- First Quarter Moon. This one confuses a lot of people. In this case, the term is used because the Moon is in the first quarter of the 30-day cycle, but it appears half full. The First Quarter and Last Quarter Moons (both called “half moons”) happen when the Moon is at a 90 degree angle with respect to the Earth and Sun. So we are seeing exactly the half of the moon that gets hit by the Sun’s light.
- Waxing Gibbous – Still growing as we head toward full. More than half of the Moon is illuminated by the Sun. Gibbous = more than half. Waxing = growing in illumination.
- Full Moon.

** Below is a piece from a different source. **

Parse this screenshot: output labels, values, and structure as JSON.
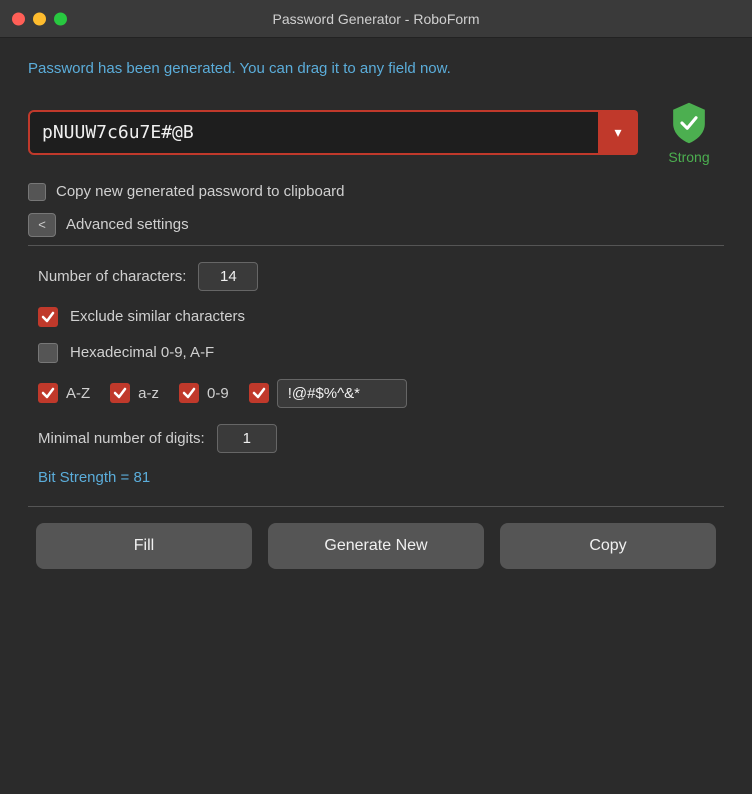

The full Moon comes about 15 days (14.8 to be exact) after the New Moon, the mid point of the cycle (half of 30 = 15). The Moon is now in alignment with the Earth and Sun again, just as in the New Moon phase, but this time, the Moon is on the opposite side of Earth, so the entire portion of the moon that is lit by the Sun is facing us. After this phase, visibility starts decreasing.
- Waning Gibbous – Waning = decreasing in illumination as we head toward the darkness of the next New Moon. Gibbous = more than half.
- Last Quarter Moon (sometimes called the Third Quarter Moon). This is when the Moon completes the third quadrant of its phase cycle, about 22.1 days after the New Moon phase. And, as in #3, it looks like a half Moon to us again, except this time, it’s heading toward the New Moon phase (disappearing) instead of growing toward the full Moon phase.
- Waning Crescent – The Moon is a little sliver of a crescent, just as in #2, but the illuminated part is decreasing. Waning = decreasing in illumination. Now, the illuminated crescent is facing the opposite direction as when it was a waxing crescent (see #2).